Heart Like A Grave



MELODIC DEATH METAL: As one of the early members of the wave of melodic death metal emerging from Finland in the late 90s, you’d expect that, this deep into the game, Insomnium would by now have drifted from their original course and leaned one way or the other. Logic dictates that, by now, the band should either be heavier, darker, and more callous or so melodic to thrust them more in league with saccharine instead of Satan. However, eight albums in, the quintet from the remote outpost of Joensuu has managed to keep their core aspects sounding healthy, wealthy, and wise, reinventing the tenets of melodic death metal in ways that seem so simple that proponents of the genre should be surprised that other cohorts and colleagues hadn’t thought of it first.

Example: “Pale Morning Star” is a dichotomous collection of customary blasting death metal, a chorus guitarist Markus Vanhala might write for his other band, Omnium Gatherum, angelically elegiac guitar layers, and acoustics with roots in folk music. It may sound like a scattered mess on paper, but Vanhala, fellow axe caresser Jani Liimatainen, and whoever the hired gun on keys baste the arrangements together with stunning smoothness. “And Bells They Toll” does a similar slog through subgenres to include soaring doom, melancholic folk, and the melodic linearity of early In Flames.

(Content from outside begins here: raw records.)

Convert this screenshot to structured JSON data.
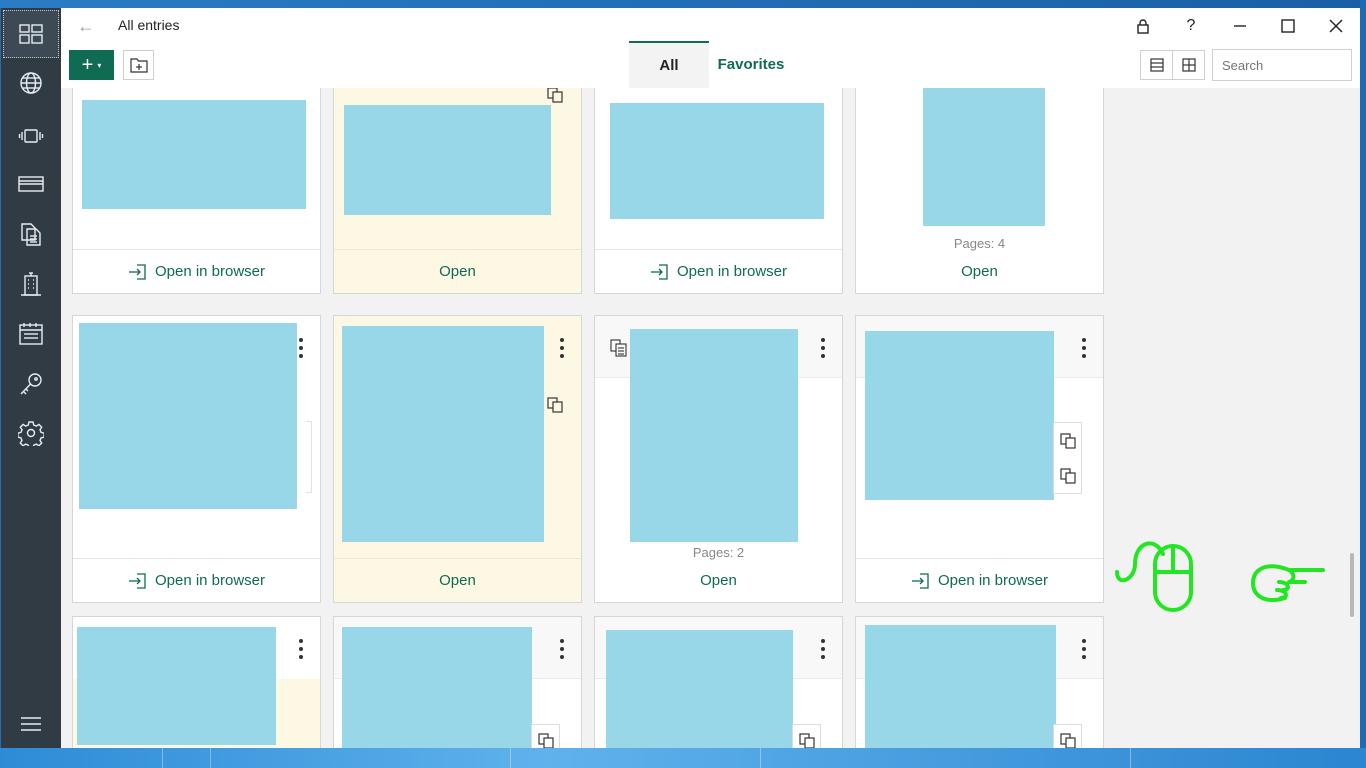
{
  "window": {
    "title": "All entries",
    "back_symbol": "←"
  },
  "sidebar": {
    "items": [
      {
        "name": "all-entries",
        "icon": "grid-icon"
      },
      {
        "name": "websites",
        "icon": "globe-icon"
      },
      {
        "name": "apps",
        "icon": "app-icon"
      },
      {
        "name": "bank-cards",
        "icon": "card-icon"
      },
      {
        "name": "documents",
        "icon": "documents-icon"
      },
      {
        "name": "addresses",
        "icon": "building-icon"
      },
      {
        "name": "notes",
        "icon": "calendar-icon"
      },
      {
        "name": "password-generator",
        "icon": "key-icon"
      },
      {
        "name": "settings",
        "icon": "gear-icon"
      },
      {
        "name": "menu",
        "icon": "hamburger-icon"
      }
    ]
  },
  "toolbar": {
    "add_symbol": "+",
    "add_caret": "▾",
    "tabs": {
      "all": "All",
      "favorites": "Favorites"
    },
    "search_placeholder": "Search",
    "window_controls": {
      "help": "?"
    }
  },
  "cards": {
    "row1": [
      {
        "action": "Open in browser",
        "favorite": false
      },
      {
        "action": "Open",
        "favorite": true
      },
      {
        "action": "Open in browser",
        "favorite": false
      },
      {
        "action": "Open",
        "favorite": false,
        "pages": "Pages: 4"
      }
    ],
    "row2": [
      {
        "action": "Open in browser",
        "favorite": false
      },
      {
        "action": "Open",
        "favorite": true
      },
      {
        "action": "Open",
        "favorite": false,
        "pages": "Pages: 2"
      },
      {
        "action": "Open in browser",
        "favorite": false
      }
    ]
  },
  "colors": {
    "accent": "#0f6b53",
    "thumbnail": "#98d7e8",
    "favorite_bg": "#fdf8e4",
    "rail_bg": "#303b44",
    "overlay": "#22e622"
  },
  "overlay_icons": [
    "mouse-icon",
    "pointing-hand-icon"
  ]
}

There are times when the dynamic swing falls flat on its ass with the overly morose intros to bleeding heart sappiness masquerading as darkness in the title track and “Karelia.” On the other hand, the more straightforward “Wail of the North” and “Valediction” are peppy references to Gothenburg death metal and earworms in their own right. There are moments where the similarity between more direct moments like “The Offering” and “Mute Is My Sorrow” to Omnium Gatherum begs the question why Vanhala is expending valuable energy in two separate bands, but it would be foolishness to dismiss good songs because of their similarity to another band. Do that and we all might as well have a playlist consisting of six bands and 13 albums. ~ Kevin Stewart-Panko